[Data supplied]:
Segment Open
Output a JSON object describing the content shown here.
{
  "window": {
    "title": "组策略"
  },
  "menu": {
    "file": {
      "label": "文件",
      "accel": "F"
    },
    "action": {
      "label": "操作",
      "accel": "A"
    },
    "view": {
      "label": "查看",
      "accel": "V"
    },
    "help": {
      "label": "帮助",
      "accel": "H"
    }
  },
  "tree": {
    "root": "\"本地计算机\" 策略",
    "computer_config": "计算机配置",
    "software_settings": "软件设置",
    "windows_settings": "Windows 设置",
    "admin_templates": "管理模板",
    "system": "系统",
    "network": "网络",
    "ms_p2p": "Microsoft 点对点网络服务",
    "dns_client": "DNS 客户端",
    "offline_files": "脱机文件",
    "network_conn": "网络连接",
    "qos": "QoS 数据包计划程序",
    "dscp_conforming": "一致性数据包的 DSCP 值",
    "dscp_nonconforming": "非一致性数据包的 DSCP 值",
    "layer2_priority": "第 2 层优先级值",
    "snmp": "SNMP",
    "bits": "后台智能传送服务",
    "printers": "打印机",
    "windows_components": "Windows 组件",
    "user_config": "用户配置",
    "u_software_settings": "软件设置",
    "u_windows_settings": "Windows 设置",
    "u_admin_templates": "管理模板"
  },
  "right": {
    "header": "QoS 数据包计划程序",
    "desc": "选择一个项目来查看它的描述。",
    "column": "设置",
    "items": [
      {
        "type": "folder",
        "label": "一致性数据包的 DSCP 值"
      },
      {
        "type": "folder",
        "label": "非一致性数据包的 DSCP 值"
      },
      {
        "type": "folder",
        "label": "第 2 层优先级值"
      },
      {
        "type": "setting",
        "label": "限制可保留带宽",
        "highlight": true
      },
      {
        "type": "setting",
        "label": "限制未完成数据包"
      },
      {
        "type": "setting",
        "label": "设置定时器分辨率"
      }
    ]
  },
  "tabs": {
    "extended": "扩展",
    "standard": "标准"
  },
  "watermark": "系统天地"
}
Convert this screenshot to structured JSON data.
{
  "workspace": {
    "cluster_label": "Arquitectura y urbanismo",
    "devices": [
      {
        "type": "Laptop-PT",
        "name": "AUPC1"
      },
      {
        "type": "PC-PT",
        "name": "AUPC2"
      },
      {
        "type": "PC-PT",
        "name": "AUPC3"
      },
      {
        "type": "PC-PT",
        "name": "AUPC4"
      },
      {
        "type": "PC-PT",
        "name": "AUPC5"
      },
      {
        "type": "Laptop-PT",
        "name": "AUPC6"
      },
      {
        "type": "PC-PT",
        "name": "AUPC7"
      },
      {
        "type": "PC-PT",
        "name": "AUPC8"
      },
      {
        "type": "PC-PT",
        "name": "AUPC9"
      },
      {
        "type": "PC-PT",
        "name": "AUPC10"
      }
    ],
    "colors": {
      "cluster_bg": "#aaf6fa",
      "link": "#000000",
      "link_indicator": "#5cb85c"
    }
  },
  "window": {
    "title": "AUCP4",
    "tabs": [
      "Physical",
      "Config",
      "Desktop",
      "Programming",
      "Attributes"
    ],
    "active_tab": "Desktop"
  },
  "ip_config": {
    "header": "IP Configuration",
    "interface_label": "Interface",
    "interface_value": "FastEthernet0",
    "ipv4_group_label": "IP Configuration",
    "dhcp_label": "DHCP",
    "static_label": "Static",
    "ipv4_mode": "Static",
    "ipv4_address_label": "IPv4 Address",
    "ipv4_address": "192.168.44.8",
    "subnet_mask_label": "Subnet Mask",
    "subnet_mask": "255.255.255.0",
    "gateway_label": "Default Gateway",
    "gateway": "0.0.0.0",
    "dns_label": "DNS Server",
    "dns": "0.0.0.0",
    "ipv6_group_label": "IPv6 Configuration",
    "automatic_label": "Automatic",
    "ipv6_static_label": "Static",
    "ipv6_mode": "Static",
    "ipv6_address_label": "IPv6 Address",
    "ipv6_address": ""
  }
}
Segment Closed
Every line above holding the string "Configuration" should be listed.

[Task result]:
    "header": "IP Configuration",
    "ipv4_group_label": "IP Configuration",
    "ipv6_group_label": "IPv6 Configuration",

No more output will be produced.